*** Supplied entries Section Begins ***
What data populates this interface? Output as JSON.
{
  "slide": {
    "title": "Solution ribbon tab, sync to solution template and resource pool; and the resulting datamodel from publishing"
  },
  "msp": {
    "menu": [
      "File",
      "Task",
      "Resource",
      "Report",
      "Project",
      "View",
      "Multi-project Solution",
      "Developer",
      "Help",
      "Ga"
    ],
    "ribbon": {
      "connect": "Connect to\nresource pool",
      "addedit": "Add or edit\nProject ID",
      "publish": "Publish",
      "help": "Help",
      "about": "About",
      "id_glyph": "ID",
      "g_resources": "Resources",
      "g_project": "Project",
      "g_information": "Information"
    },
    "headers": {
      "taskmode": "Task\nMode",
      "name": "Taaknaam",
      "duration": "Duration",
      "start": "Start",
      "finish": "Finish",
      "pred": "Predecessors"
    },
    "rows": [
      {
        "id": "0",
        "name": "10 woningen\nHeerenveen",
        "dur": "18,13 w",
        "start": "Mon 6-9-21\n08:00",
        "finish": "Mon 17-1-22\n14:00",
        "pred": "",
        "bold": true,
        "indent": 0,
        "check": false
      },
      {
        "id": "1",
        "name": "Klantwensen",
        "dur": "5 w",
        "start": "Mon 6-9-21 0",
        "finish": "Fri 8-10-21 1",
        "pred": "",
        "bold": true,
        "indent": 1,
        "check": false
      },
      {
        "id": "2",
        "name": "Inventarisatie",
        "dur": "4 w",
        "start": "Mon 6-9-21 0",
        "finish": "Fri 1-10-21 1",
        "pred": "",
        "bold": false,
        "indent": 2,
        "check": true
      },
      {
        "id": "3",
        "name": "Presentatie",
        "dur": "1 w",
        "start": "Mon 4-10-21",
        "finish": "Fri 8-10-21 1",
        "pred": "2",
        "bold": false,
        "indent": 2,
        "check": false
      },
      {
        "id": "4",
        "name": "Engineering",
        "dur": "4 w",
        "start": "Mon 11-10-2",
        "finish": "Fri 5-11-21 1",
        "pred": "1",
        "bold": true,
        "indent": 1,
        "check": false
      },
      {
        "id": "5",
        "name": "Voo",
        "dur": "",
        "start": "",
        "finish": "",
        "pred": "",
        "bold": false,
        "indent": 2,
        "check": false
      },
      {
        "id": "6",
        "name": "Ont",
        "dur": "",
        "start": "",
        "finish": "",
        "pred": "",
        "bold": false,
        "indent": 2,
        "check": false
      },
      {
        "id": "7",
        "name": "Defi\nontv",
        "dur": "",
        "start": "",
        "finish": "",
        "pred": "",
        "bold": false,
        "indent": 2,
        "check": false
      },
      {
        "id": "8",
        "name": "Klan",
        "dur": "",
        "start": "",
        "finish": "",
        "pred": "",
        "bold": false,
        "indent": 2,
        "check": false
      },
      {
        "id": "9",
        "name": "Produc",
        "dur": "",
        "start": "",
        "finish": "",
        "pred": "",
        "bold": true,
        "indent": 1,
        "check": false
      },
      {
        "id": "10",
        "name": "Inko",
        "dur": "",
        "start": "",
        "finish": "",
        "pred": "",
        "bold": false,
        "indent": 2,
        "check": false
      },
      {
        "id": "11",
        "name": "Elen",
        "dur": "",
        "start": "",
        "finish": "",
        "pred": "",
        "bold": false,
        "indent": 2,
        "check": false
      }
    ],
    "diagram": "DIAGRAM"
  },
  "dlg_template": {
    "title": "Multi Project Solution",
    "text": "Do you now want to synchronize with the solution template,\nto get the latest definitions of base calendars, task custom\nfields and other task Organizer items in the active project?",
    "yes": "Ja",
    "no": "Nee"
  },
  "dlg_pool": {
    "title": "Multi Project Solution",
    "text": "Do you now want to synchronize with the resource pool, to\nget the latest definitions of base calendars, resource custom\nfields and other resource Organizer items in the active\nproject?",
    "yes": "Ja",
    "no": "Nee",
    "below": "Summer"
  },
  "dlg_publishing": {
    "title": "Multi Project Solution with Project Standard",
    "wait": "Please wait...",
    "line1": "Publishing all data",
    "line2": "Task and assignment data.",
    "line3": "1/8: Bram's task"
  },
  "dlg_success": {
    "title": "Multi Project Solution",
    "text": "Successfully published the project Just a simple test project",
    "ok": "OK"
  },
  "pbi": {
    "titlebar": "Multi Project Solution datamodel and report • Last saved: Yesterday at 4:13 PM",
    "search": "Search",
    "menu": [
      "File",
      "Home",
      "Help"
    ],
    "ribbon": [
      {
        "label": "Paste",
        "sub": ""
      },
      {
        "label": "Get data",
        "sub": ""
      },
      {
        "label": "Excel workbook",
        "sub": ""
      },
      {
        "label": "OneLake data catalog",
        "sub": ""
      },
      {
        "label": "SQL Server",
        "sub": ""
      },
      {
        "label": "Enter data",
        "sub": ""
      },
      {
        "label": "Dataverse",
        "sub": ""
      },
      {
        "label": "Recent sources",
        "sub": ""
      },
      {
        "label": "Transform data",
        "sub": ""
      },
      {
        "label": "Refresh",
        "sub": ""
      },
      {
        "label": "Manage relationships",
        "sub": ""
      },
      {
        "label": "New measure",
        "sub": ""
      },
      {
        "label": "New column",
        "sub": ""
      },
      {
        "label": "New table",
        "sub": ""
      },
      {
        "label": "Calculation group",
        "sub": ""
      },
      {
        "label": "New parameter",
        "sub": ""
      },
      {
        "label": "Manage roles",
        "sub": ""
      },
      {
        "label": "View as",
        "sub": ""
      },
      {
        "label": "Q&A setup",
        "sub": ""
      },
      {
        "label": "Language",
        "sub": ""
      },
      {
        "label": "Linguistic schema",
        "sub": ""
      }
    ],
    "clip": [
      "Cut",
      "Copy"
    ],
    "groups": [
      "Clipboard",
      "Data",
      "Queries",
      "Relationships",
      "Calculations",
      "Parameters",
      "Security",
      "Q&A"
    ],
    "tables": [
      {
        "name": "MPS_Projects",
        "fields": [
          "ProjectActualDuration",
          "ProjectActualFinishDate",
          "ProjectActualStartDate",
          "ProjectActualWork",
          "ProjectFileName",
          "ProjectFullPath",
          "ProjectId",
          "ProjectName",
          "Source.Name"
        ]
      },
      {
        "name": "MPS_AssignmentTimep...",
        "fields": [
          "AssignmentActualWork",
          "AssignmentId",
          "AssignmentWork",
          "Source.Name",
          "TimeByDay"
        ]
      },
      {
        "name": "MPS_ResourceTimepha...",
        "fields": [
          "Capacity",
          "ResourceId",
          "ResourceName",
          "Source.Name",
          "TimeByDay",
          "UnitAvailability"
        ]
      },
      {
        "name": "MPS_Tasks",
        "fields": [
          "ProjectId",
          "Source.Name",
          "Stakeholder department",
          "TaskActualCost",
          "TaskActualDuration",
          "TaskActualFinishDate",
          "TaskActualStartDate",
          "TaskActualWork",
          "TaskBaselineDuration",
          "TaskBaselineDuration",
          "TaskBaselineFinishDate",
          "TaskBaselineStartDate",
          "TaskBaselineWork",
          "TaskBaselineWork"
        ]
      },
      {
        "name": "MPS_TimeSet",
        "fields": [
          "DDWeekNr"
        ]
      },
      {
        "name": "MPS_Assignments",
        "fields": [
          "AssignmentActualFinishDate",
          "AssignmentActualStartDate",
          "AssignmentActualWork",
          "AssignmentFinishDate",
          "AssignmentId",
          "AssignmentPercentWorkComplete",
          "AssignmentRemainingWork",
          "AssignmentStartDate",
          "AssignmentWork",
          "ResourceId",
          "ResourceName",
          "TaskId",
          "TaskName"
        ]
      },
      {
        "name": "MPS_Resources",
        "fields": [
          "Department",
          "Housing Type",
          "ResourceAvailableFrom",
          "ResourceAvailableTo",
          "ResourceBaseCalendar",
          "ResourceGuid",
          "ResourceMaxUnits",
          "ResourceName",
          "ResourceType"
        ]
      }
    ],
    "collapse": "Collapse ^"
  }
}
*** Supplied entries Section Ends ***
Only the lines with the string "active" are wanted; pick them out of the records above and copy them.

◆ Written answer:
    "text": "Do you now want to synchronize with the solution template,\nto get the latest definitions of base calendars, task custom\nfields and other task Organizer items in the active project?",
    "text": "Do you now want to synchronize with the resource pool, to\nget the latest definitions of base calendars, resource custom\nfields and other resource Organizer items in the active\nproject?",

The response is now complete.